From the first perspective, the book leaves much to be desired. The book’s weakness is that it takes a Western paradigm of development as its raison d’etre. A new Chinese development paradigm is needed because the current paradigm does not conform to a Western understanding. It introduces the following as reasons for concern: “increasing labour unrest, mounting calls for social justice, worsening urban-rural disparity, the urgent need to implement social welfare programmes, the rise of civil society, and the impact of new media.” Much of this list could be borrowed by a critic of American political society. What they package as “new” is really just “new to China.” A useful development paradigm will have to be embraced by the Chinese state as it is, and the anthology offers no evidence the party state is ready to embrace a Western development paradigm.
From the second perspective—that of a reader in the West—the starting paradigm is again problematic, though this time for a different reason. The book’s conclusions may be too easily embraced. By evaluating Chinese development on Western terms, Western readers risk confirming their own biases that Chinese development is fundamentally flawed. The thesis that the Chinese “must” reform human rights can only be taken for granted in the West; by applying this as a truism to Chinese development, the book implies a consensus that does not exist. To be sure, the global economy is a realm in which the Chinese have made apparent that they are willing to play by Western rules, for now. But the economic global order and the political global order are distinct. If such a thing as the latter even exists, it is certainly not presaged on the tenets of the Western political order or what former secretary of state Henry Kissinger has called the “nostrums” of the West.
This should not diminish from the overall value of the book, only serve as a caution before making judgments on the future of China.

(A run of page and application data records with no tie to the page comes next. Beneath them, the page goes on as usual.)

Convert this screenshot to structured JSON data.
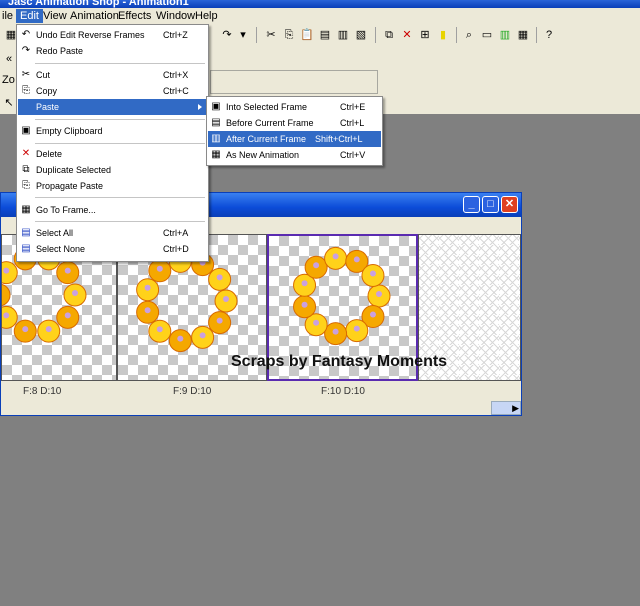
{
  "app": {
    "title": "Jasc Animation Shop - Animation1"
  },
  "menubar": [
    "ile",
    "Edit",
    "View",
    "Animation",
    "Effects",
    "Window",
    "Help"
  ],
  "toolbar2": {
    "label": "Zo"
  },
  "edit_menu": {
    "items": [
      {
        "label": "Undo Edit Reverse Frames",
        "shortcut": "Ctrl+Z"
      },
      {
        "label": "Redo Paste",
        "shortcut": ""
      },
      {
        "label": "Cut",
        "shortcut": "Ctrl+X"
      },
      {
        "label": "Copy",
        "shortcut": "Ctrl+C"
      },
      {
        "label": "Paste",
        "shortcut": ""
      },
      {
        "label": "Empty Clipboard",
        "shortcut": ""
      },
      {
        "label": "Delete",
        "shortcut": ""
      },
      {
        "label": "Duplicate Selected",
        "shortcut": ""
      },
      {
        "label": "Propagate Paste",
        "shortcut": ""
      },
      {
        "label": "Go To Frame...",
        "shortcut": ""
      },
      {
        "label": "Select All",
        "shortcut": "Ctrl+A"
      },
      {
        "label": "Select None",
        "shortcut": "Ctrl+D"
      }
    ]
  },
  "paste_submenu": {
    "items": [
      {
        "label": "Into Selected Frame",
        "shortcut": "Ctrl+E"
      },
      {
        "label": "Before Current Frame",
        "shortcut": "Ctrl+L"
      },
      {
        "label": "After Current Frame",
        "shortcut": "Shift+Ctrl+L"
      },
      {
        "label": "As New Animation",
        "shortcut": "Ctrl+V"
      }
    ]
  },
  "frames": [
    {
      "label": "F:8  D:10"
    },
    {
      "label": "F:9  D:10"
    },
    {
      "label": "F:10  D:10"
    }
  ],
  "watermark": "Scraps by Fantasy Moments"
}
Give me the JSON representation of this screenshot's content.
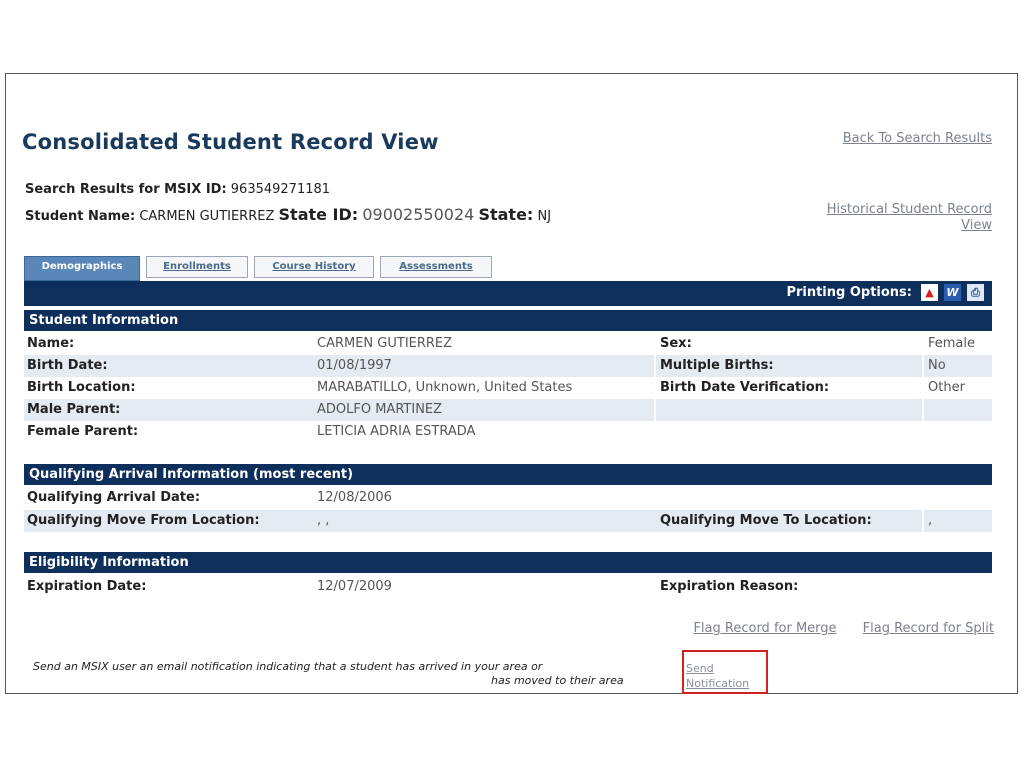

Throughout its expositions the reader is reminded of a recurring fact: the problems of China are not just China's problems—this rising superpower affects the rest of the world through its policy decisions and symbolic example.
Capt Brad DeWees
US Air Force Academy
"The views expressed are those of the author(s) and do not reflect the official policy or position of the US government or the Department of Defense."